It must attach all the following:

  • Evidence of the structure of the relevant landlord’s group and the beneficial owner of each company in it, including details of any trust arrangements;
  • A set of company accounts for the relevant landlord and for each company in the landlord group;
  • A statement from a chartered accountant or finance director confirming the net worth of the relevant landlord and each company in the group;
  • Evidence of relevant works, including the construction or conversion of the property and remediation of defects in the period after the BSA 2022 came into force;
  • Confirmation of the identity of the party who undertook or commissioned the works with the relevant defect, and proof that the relevant landlord was not that party nor in a joint venture with it;
  • Details of relevant defects and works carried out from 28 June 2017 to remedy them; and
  • Details of the costs paid or to be paid in respect of such remedial works.

Where the current landlord lacks certain information, because it was not the landlord on 14 February 2022, it can request that from the landlord at that time, who is obliged to provide it within three weeks of being asked.

These are onerous requirements. Perhaps the most difficult is the need for a statement of net worth of each company in the group. The concept of “net worth” is defined in the rules, but is already throwing up difficult issues of interpretation – more on that below. But the real abiding challenge is that the information will need to be up to date on every occasion the landlord issues a certificate. So the certificate will need to be updated regularly, to take account not only of costs paid on the remedial works, which will evolve over time, but also of every corporate re-organisation and substantial acquisition or disposal affecting the net worth calculation. The landlord’s certificate will therefore be a “live” document, and its content and appendices will change frequently – it will not suffice to send the same standard form each time.

Net worth and the “landlord group”

The BSA 2022 is unusual in that it extends obligations and liabilities beyond individual companies to other companies connected or related to them. For the landlord’s certificate, and particularly the net worth calculation, the key concept is “landlord group”. This is defined in Schedule 8 as the relevant landlord and any person associated with it. Whether two companies are “associated” is usually assessed by the test in section 121 of the BSA 2022. That test includes companies associated by having a common director in the five years before 14 February 2022, or being linked by ownership or control on that date.

But the Leaseholder Protections Regulations 2022 complicate matters by saying that (for these purposes) a person is not considered associated with a relevant landlord if it would only be so by virtue of section 121(4), (5), and 6(a). This removes not only the criterion of a common director, but also that of ownership or control. Removing the test for control takes with it various other parts of section 121. While the Leaseholder Protections Regulations 2022 leave in place the framework for assessing whether individuals and partnerships are associated persons, on the more common question of whether two companies are associated, it leaves very little scope. This seems at odds with the legislative purpose.

This area is ripe for further clarification in secondary legislation or the courts.
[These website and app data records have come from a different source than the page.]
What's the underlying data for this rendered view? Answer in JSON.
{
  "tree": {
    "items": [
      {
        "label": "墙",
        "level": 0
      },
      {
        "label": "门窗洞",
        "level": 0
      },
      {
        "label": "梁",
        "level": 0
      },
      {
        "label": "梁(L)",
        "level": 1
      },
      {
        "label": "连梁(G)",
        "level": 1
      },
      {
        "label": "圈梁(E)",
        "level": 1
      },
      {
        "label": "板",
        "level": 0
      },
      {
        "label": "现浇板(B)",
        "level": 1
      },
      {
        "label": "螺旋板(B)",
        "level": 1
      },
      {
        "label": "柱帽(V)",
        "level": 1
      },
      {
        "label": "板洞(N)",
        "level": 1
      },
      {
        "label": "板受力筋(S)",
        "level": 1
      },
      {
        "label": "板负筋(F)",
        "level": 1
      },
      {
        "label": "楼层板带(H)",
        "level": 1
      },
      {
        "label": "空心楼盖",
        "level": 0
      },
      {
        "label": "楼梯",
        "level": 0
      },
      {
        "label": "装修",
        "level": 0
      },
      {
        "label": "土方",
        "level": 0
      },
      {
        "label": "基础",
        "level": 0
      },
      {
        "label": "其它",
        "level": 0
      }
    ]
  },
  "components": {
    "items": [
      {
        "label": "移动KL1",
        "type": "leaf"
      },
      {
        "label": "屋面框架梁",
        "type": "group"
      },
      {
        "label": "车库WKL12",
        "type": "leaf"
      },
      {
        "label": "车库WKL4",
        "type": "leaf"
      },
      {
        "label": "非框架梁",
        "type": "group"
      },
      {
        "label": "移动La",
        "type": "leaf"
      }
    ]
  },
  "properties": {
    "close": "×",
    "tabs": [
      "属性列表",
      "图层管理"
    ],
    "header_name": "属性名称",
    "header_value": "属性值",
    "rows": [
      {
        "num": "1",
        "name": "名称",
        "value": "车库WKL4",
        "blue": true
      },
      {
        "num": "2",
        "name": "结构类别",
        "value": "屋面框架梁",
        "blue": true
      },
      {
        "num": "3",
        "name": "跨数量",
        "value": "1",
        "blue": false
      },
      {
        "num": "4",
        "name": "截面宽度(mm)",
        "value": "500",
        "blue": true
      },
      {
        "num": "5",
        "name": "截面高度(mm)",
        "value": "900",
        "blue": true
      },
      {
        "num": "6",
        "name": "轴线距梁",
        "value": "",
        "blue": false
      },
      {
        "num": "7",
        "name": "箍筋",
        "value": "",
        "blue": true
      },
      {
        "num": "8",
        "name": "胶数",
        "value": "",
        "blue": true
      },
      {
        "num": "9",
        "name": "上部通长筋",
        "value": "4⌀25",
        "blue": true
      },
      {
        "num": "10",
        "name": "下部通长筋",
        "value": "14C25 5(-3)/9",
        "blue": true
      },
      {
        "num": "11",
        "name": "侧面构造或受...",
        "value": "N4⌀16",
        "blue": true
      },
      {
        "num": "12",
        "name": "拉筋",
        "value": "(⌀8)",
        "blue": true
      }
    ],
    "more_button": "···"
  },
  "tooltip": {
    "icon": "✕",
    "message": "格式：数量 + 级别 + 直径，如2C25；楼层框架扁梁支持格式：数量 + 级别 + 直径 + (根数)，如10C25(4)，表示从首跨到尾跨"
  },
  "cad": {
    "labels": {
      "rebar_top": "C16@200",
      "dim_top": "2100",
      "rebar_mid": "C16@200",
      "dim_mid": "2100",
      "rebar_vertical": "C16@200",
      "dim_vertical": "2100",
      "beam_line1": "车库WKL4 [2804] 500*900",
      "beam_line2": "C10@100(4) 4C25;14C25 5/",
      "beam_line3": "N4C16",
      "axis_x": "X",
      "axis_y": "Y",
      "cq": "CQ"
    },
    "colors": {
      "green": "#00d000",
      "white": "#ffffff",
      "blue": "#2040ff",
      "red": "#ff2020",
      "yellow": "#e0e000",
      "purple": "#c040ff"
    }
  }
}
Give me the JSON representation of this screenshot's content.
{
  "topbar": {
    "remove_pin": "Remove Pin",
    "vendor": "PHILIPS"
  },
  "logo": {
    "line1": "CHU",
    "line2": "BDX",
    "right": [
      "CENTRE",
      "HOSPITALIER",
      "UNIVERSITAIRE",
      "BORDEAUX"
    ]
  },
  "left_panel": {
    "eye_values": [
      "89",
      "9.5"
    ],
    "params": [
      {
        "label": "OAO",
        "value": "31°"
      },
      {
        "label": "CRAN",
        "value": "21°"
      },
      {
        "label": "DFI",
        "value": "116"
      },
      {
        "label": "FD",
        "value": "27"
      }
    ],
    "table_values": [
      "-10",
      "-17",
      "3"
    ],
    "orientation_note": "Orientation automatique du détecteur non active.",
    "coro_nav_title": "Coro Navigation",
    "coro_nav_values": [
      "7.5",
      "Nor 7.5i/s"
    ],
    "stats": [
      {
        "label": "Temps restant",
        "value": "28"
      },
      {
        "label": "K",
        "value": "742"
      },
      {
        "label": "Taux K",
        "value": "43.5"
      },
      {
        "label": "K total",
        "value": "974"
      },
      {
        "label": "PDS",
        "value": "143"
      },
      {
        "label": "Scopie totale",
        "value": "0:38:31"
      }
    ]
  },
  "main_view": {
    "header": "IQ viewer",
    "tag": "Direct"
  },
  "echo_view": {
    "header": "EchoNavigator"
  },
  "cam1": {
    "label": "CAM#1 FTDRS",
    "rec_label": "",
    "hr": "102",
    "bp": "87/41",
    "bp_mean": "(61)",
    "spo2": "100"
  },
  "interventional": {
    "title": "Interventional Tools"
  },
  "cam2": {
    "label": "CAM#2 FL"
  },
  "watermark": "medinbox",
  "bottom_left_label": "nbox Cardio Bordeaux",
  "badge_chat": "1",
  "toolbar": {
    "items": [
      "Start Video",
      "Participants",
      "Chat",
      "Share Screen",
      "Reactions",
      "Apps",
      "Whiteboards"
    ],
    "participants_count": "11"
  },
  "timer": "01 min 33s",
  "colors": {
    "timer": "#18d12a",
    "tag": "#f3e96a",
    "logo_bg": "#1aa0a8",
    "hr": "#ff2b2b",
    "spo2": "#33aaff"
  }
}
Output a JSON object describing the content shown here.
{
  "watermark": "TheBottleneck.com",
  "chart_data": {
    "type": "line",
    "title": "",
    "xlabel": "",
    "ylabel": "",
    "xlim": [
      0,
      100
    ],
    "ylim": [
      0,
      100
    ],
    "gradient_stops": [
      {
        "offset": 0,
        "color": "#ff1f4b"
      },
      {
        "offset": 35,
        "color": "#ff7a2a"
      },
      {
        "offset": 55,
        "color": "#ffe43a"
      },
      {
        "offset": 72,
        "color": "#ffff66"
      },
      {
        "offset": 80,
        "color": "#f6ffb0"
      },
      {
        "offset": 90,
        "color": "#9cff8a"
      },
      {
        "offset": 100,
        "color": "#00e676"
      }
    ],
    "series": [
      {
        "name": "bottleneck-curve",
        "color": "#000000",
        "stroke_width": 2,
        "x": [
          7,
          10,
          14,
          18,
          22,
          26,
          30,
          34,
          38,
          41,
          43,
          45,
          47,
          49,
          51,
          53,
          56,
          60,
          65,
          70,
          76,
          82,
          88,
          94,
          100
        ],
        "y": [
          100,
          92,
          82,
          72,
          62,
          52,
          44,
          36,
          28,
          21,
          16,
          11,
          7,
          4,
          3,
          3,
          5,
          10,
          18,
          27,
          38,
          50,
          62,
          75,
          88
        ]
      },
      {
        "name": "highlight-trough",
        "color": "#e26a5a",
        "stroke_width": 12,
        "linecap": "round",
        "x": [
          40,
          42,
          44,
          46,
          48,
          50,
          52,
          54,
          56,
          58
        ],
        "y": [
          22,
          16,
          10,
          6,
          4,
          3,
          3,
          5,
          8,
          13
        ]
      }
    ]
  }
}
In the meantime, the onus is on freeholders to consider the rules on the landlord’s certificate very carefully, and to comply on a timely and complete basis.

What happens if a landlord fails to comply?

If a relevant landlord fails to provide a certificate complying with the new rules, it is presumed to be responsible for the defect and to meet the contribution condition. As a result, that landlord may not make any service charge for the costs of fire safety remediation works.

This article first appeared on the Practical Law Construction blog dated 16 November 2022.

This document provides a general summary and is for information/educational purposes only. It is not intended to be comprehensive, nor does it constitute legal advice. Specific legal advice should always be sought before taking or refraining from taking any action.